May, 2007, Front Page photo shows homes, fish shacks swamped at North Hampton Beach.(Martha Lardent photo)
Major storms gave us an opportunity to showcase the versatility of our staff, particularly the spring flood
in 2006, the micro-burst
in September of that year and the Northeaster
in the spring of 2007, which we presented with three slide shows.
We also looked forward annually to the "Art in Bloom" exhibit. The entries are all winners, so we decided to do special photo coverage depicting each presentation every year, setting the tone with our first chance to cover the event in 2006. The photography of Judy Underwood was combined with a design by Catherine Stone, who fashioned a layout that included sliding the cursor over thumbnails to see the caption, then clicking on the entry to see the blowup. If you click here
, you'll get the idea. (When Underwood moved, the Palms handled the photography.)
To the degree possible we tried to present reader-service information such as where to learn about swine flu or our local state representatives' perspectives in "Concord Reflections", written by Reps. David Borden and Will Smith when the House was in session. In only our second issue in July, 2005, Harold Moldoff began a column called "Consumer Alert", which consisted of submissions Moldoff culled from his volunteer position as a Consumer Affairs Specialist with the Bureau of Consumer Protection and Antitrust in Concord. Some of his columns were drawn from state agencies, some from federal. The aim was to provide timely, expert advice on issues that were in the forefront of the news.
In short, we tried to stick with our mission, which was to be an independent "voice" in the greater Seacoast community. And it was fun while it lasted. Thank you.
The following are some of the favorite stories of the Rye Reflections
staff (to see each story click on headline):
A field guide to the bikers of Rye
by Hank McFarland. October, 2005
Reflections on when I was wet behind the ears...
by Bob Dunn. October, 2005
Asolo is a true Italian escape
by Marion Dunn. August, 2006

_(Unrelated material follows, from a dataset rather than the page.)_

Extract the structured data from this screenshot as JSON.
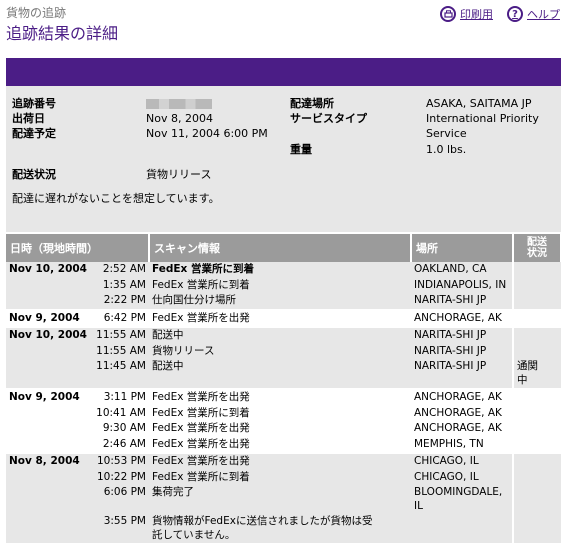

Polly's Porch/Durham--The Freshman
by Polly Morton. September, 2006
The Linen Man
by M.E. Tuthill. August, 2007
Helping hands for the Haley Family
by Judy Palm. October, 2007
Portsmouth Fairy House Tour is enchanting
by Judy Underwood. October, 2007
Swirl of questions surrounds NH education funding issue
by Norm Walker. March, 2008
The Common Lilac
by Bill Warrren. June, 2008
New Castle's backyard hosts man and nature
by Bill Pappou Drew. July, 2008
Brother, can you spare a dime?
by Bill Veazey. December, 2008
Computer Tutorial: Helpful Hints #1
by Al Harper. December, 2008
The Greatest Generation: Clifton and Grace Philbrick
by Marg Carroll. March, 2009
Dramatic Saunders ZBA hearing, 5 1/2 hours in 93 degrees
by Jack Driscoll. September, 2009
A visit to the summer home of Ogden Nash
by Ellen Hamil. October, 2009
Fifty years of footprints in the sand at Hampton Beach
by Ken Palm. January, 2010
Juvenile adventures with Seacoast settings
by Jim Cerrny. June, 2010
111 years ago The Casino stood alone at Hampton Beach
by Jayne de Constant. July, 2010
Copyright © Rye Reflections 2010. All rights reserved.